## Given records
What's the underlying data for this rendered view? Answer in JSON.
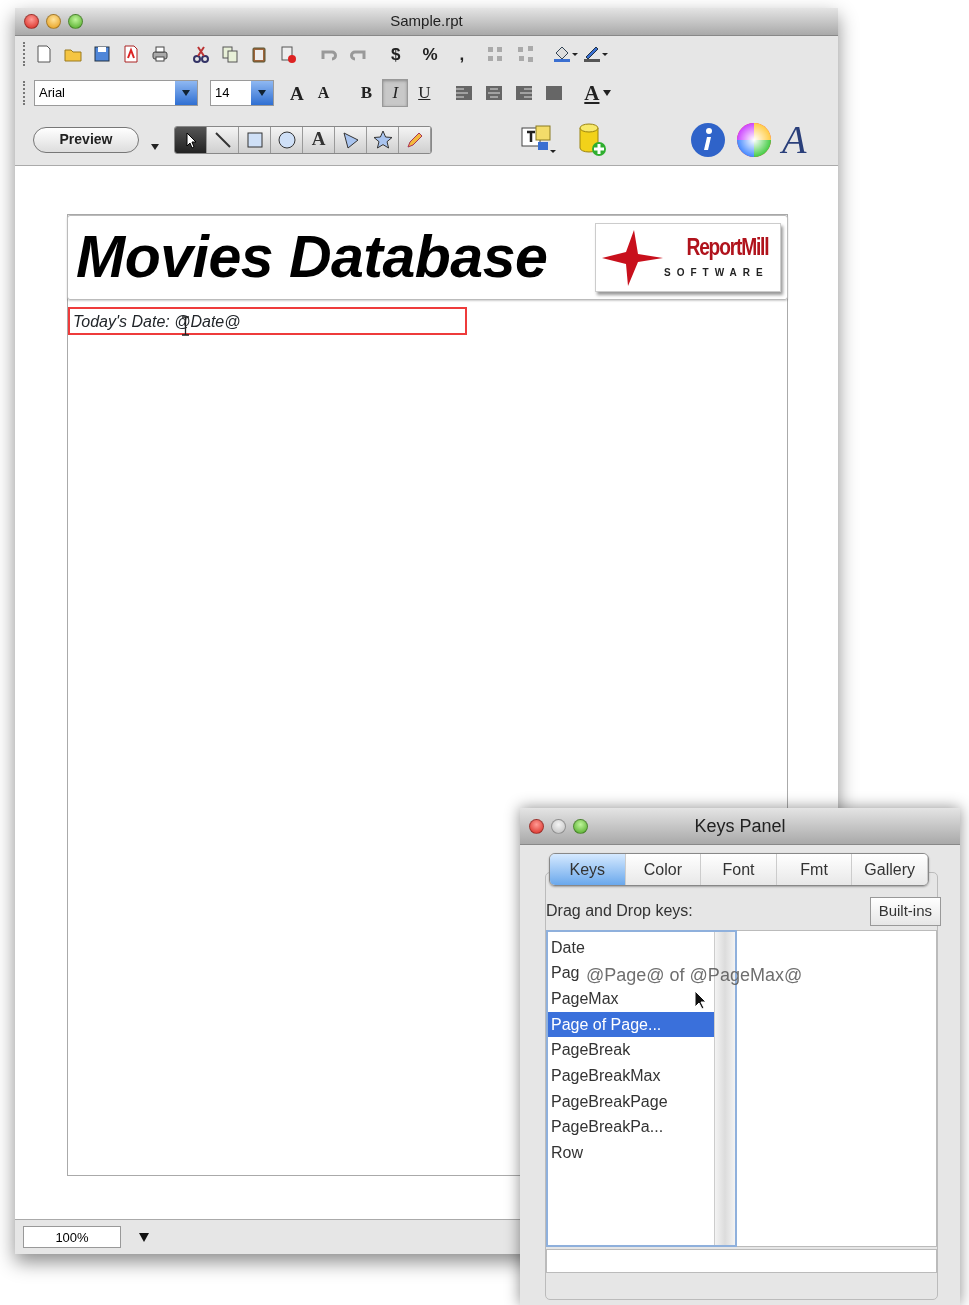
{
  "window": {
    "title": "Sample.rpt"
  },
  "toolbar": {
    "number_formats": [
      {
        "label": "$"
      },
      {
        "label": "%"
      },
      {
        "label": ","
      }
    ],
    "font": {
      "value": "Arial"
    },
    "font_size": {
      "value": "14"
    },
    "size_buttons": [
      {
        "label": "A"
      },
      {
        "label": "A"
      }
    ],
    "styles": [
      {
        "label": "B",
        "kind": "bold",
        "selected": false
      },
      {
        "label": "I",
        "kind": "italic",
        "selected": true
      },
      {
        "label": "U",
        "kind": "underline",
        "selected": false
      }
    ],
    "text_color_button": "A",
    "preview_button": "Preview",
    "tools": [
      {
        "kind": "select",
        "selected": true
      },
      {
        "kind": "line",
        "selected": false
      },
      {
        "kind": "rect",
        "selected": false
      },
      {
        "kind": "oval",
        "selected": false
      },
      {
        "kind": "text",
        "label": "A",
        "selected": false
      },
      {
        "kind": "polygon",
        "selected": false
      },
      {
        "kind": "star",
        "selected": false
      },
      {
        "kind": "pencil",
        "selected": false
      }
    ],
    "font_panel_button": "A"
  },
  "document": {
    "title": "Movies Database",
    "logo": {
      "name": "ReportMill",
      "tagline": "SOFTWARE"
    },
    "date_text": "Today's Date: @Date@",
    "date_selected": true
  },
  "status_bar": {
    "zoom": "100%"
  },
  "keys_panel": {
    "title": "Keys Panel",
    "tabs": [
      {
        "label": "Keys",
        "selected": true
      },
      {
        "label": "Color",
        "selected": false
      },
      {
        "label": "Font",
        "selected": false
      },
      {
        "label": "Fmt",
        "selected": false
      },
      {
        "label": "Gallery",
        "selected": false
      }
    ],
    "label": "Drag and Drop keys:",
    "builtins_button": "Built-ins",
    "keys": [
      {
        "label": "Date",
        "selected": false
      },
      {
        "label": "Pag",
        "selected": false
      },
      {
        "label": "PageMax",
        "selected": false
      },
      {
        "label": "Page of Page...",
        "selected": true
      },
      {
        "label": "PageBreak",
        "selected": false
      },
      {
        "label": "PageBreakMax",
        "selected": false
      },
      {
        "label": "PageBreakPage",
        "selected": false
      },
      {
        "label": "PageBreakPa...",
        "selected": false
      },
      {
        "label": "Row",
        "selected": false
      }
    ],
    "drag_text": "@Page@ of @PageMax@"
  }
}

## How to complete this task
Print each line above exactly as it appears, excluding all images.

## Your response
What's the underlying data for this rendered view? Answer in JSON.
{
  "window": {
    "title": "Sample.rpt"
  },
  "toolbar": {
    "number_formats": [
      {
        "label": "$"
      },
      {
        "label": "%"
      },
      {
        "label": ","
      }
    ],
    "font": {
      "value": "Arial"
    },
    "font_size": {
      "value": "14"
    },
    "size_buttons": [
      {
        "label": "A"
      },
      {
        "label": "A"
      }
    ],
    "styles": [
      {
        "label": "B",
        "kind": "bold",
        "selected": false
      },
      {
        "label": "I",
        "kind": "italic",
        "selected": true
      },
      {
        "label": "U",
        "kind": "underline",
        "selected": false
      }
    ],
    "text_color_button": "A",
    "preview_button": "Preview",
    "tools": [
      {
        "kind": "select",
        "selected": true
      },
      {
        "kind": "line",
        "selected": false
      },
      {
        "kind": "rect",
        "selected": false
      },
      {
        "kind": "oval",
        "selected": false
      },
      {
        "kind": "text",
        "label": "A",
        "selected": false
      },
      {
        "kind": "polygon",
        "selected": false
      },
      {
        "kind": "star",
        "selected": false
      },
      {
        "kind": "pencil",
        "selected": false
      }
    ],
    "font_panel_button": "A"
  },
  "document": {
    "title": "Movies Database",
    "logo": {
      "name": "ReportMill",
      "tagline": "SOFTWARE"
    },
    "date_text": "Today's Date: @Date@",
    "date_selected": true
  },
  "status_bar": {
    "zoom": "100%"
  },
  "keys_panel": {
    "title": "Keys Panel",
    "tabs": [
      {
        "label": "Keys",
        "selected": true
      },
      {
        "label": "Color",
        "selected": false
      },
      {
        "label": "Font",
        "selected": false
      },
      {
        "label": "Fmt",
        "selected": false
      },
      {
        "label": "Gallery",
        "selected": false
      }
    ],
    "label": "Drag and Drop keys:",
    "builtins_button": "Built-ins",
    "keys": [
      {
        "label": "Date",
        "selected": false
      },
      {
        "label": "Pag",
        "selected": false
      },
      {
        "label": "PageMax",
        "selected": false
      },
      {
        "label": "Page of Page...",
        "selected": true
      },
      {
        "label": "PageBreak",
        "selected": false
      },
      {
        "label": "PageBreakMax",
        "selected": false
      },
      {
        "label": "PageBreakPage",
        "selected": false
      },
      {
        "label": "PageBreakPa...",
        "selected": false
      },
      {
        "label": "Row",
        "selected": false
      }
    ],
    "drag_text": "@Page@ of @PageMax@"
  }
}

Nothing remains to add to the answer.